Four Thai Activists to Face Military Court in ‘Landmark Case’
By Aukkarapon Niyomyat & Amy Sawitta Lefevre 17 March 2015
BANGKOK — Four Thai activists are to face military court on charges of violating junta orders banning public gatherings in what a rights group on Monday called a “landmark case” that could stir indignation at strict military rule.
The four men are members of a group called Resistant Citizen, which has held demonstrations around the Thai capital in defiance of the military government which came to power after a coup in May.
The men were released late on Monday by a military court in Bangkok following interrogation by police. Prosecutors have asked them to report on March 27 to decide whether to press charges against the four.
“It is a landmark case. Hundreds have been sent to military court since the coup but this case is an outright persecution of peaceful expression of dissent,” said Sunai Phasuk of Human Rights Watch.
The four are Arnon Numpa, 30, a rights lawyer, Sirawith Seritiwat, 24, a student, Punsak Srithep, 48, an activist whose son was killed in a 2010 army crackdown on anti-government protesters, and Wannakiet Choosuwan, 36, a taxi driver.

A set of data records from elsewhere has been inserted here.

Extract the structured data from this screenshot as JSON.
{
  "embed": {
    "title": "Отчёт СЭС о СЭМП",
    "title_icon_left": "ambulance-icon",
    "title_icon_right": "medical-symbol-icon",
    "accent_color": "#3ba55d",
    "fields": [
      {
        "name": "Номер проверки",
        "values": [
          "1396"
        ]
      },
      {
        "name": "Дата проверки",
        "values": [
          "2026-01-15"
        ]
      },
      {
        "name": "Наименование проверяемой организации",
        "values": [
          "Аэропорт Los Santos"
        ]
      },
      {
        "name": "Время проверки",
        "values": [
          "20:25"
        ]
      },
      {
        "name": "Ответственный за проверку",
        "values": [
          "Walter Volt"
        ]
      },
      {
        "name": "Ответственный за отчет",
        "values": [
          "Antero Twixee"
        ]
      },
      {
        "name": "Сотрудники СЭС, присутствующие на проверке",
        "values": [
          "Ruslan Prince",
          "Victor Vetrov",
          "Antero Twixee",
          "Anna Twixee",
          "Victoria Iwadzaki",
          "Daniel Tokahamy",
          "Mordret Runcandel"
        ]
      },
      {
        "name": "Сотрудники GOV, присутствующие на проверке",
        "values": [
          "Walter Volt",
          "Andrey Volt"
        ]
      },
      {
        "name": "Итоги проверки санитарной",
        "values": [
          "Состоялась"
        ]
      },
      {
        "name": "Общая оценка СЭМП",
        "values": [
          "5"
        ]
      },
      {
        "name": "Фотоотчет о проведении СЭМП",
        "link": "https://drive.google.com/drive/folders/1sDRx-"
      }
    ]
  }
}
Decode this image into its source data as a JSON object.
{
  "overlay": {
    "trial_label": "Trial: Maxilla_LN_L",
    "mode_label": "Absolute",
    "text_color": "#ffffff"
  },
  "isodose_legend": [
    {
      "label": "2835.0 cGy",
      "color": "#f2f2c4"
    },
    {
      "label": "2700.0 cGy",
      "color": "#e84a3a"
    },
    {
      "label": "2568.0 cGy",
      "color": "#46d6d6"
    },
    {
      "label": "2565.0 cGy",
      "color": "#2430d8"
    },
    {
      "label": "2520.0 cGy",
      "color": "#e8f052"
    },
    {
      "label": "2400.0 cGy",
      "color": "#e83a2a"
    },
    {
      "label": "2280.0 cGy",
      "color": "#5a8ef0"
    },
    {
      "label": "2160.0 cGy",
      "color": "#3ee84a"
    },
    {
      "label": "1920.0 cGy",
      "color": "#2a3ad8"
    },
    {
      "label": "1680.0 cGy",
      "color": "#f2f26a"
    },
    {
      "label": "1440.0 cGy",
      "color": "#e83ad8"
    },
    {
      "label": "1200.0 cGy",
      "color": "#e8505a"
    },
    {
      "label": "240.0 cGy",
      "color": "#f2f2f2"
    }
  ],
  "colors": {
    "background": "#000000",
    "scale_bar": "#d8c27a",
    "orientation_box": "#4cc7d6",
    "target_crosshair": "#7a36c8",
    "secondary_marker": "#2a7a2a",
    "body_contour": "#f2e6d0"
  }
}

They held a pro-election demonstration in February and set up mock voting tables.
Arnon also faces additional charges under a tough computer crime laws for Facebook messages he posted.
Sunai said the case against them was a direct violation of their right to freedom of assembly and it would likely stir disgruntlement with the military government.
“The case is an important benchmark. Students have started to push back and are calling for a gathering at Thammasat University to oppose military courts.”
Under martial law, which has been in place since May, gatherings of more than five people are banned.
“Today the court did not detain us,” said Arnon. “We are ready to fight to on. We did not do anything wrong.”
Dozens of supporters showed up outside the military court in Bangkok. Some wore white shirts with the words “We are friends” in Thai and English.
Since taking power, the junta, known as the National Council for Peace and Order, has issued directives that have largely stifled dissent. It has said it has no immediate plans to lift martial law.
Thailand has been divided for a decade by rivalry between populist former Prime Minister Thaksin Shinawatra and the royalist and military establishment which sees the self-exiled Thaksin as a threat to the status quo.
The military seized power after months of at times violent protests against a government led by Thaksin’s sister, Yingluck Shinawatra.